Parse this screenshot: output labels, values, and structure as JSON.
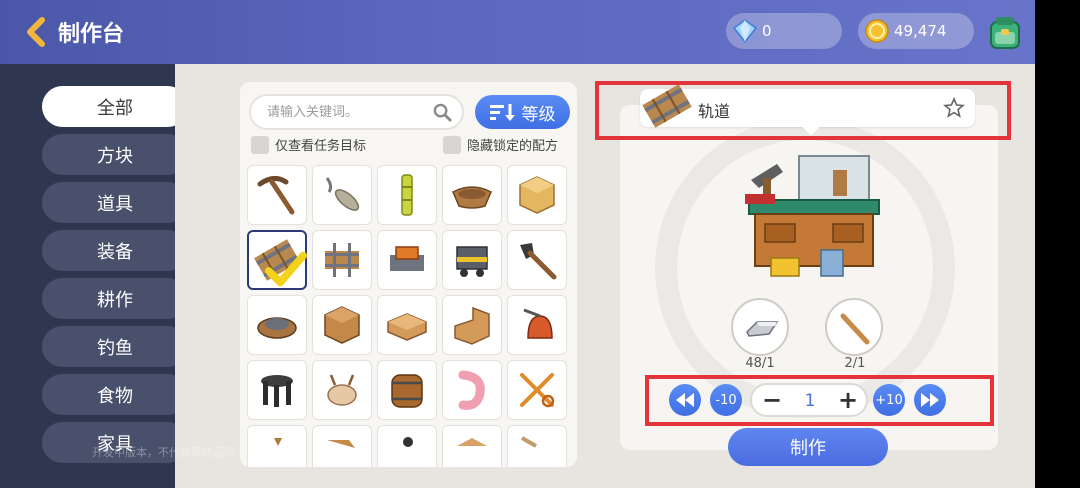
{
  "header": {
    "title": "制作台",
    "diamonds": "0",
    "coins": "49,474"
  },
  "sidebar": {
    "items": [
      {
        "label": "全部",
        "active": true
      },
      {
        "label": "方块"
      },
      {
        "label": "道具"
      },
      {
        "label": "装备"
      },
      {
        "label": "耕作"
      },
      {
        "label": "钓鱼"
      },
      {
        "label": "食物"
      },
      {
        "label": "家具"
      }
    ]
  },
  "search": {
    "placeholder": "请输入关键词。",
    "sort_label": "等级"
  },
  "filters": {
    "task_only": "仅查看任务目标",
    "hide_locked": "隐藏锁定的配方"
  },
  "grid": {
    "items": [
      "pickaxe",
      "fishing-rod",
      "bamboo",
      "boat",
      "wood-block",
      "rail",
      "rail-cross",
      "powered-rail",
      "minecart",
      "shovel",
      "barrel-boat",
      "crate",
      "wood-slab",
      "wood-stairs",
      "bell",
      "stool",
      "bird-hat",
      "barrel",
      "shrimp",
      "scissors",
      "partial-1",
      "partial-2",
      "partial-3",
      "partial-4",
      "partial-5"
    ]
  },
  "detail": {
    "name": "轨道",
    "materials": [
      {
        "name": "iron-ingot-icon",
        "count": "48/1"
      },
      {
        "name": "stick-icon",
        "count": "2/1"
      }
    ],
    "quantity": "1",
    "minus10": "-10",
    "plus10": "+10",
    "craft_label": "制作"
  },
  "watermark": "开发中版本，不代表最终品质",
  "colors": {
    "header": "#5b67bd",
    "sidebar": "#2e3650",
    "accent": "#4a73d8",
    "highlight": "#e2343a"
  }
}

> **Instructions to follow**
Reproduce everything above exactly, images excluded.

> **Exercise result**
Parse this screenshot: output labels, values, and structure as JSON.
{
  "header": {
    "title": "制作台",
    "diamonds": "0",
    "coins": "49,474"
  },
  "sidebar": {
    "items": [
      {
        "label": "全部",
        "active": true
      },
      {
        "label": "方块"
      },
      {
        "label": "道具"
      },
      {
        "label": "装备"
      },
      {
        "label": "耕作"
      },
      {
        "label": "钓鱼"
      },
      {
        "label": "食物"
      },
      {
        "label": "家具"
      }
    ]
  },
  "search": {
    "placeholder": "请输入关键词。",
    "sort_label": "等级"
  },
  "filters": {
    "task_only": "仅查看任务目标",
    "hide_locked": "隐藏锁定的配方"
  },
  "grid": {
    "items": [
      "pickaxe",
      "fishing-rod",
      "bamboo",
      "boat",
      "wood-block",
      "rail",
      "rail-cross",
      "powered-rail",
      "minecart",
      "shovel",
      "barrel-boat",
      "crate",
      "wood-slab",
      "wood-stairs",
      "bell",
      "stool",
      "bird-hat",
      "barrel",
      "shrimp",
      "scissors",
      "partial-1",
      "partial-2",
      "partial-3",
      "partial-4",
      "partial-5"
    ]
  },
  "detail": {
    "name": "轨道",
    "materials": [
      {
        "name": "iron-ingot-icon",
        "count": "48/1"
      },
      {
        "name": "stick-icon",
        "count": "2/1"
      }
    ],
    "quantity": "1",
    "minus10": "-10",
    "plus10": "+10",
    "craft_label": "制作"
  },
  "watermark": "开发中版本，不代表最终品质",
  "colors": {
    "header": "#5b67bd",
    "sidebar": "#2e3650",
    "accent": "#4a73d8",
    "highlight": "#e2343a"
  }
}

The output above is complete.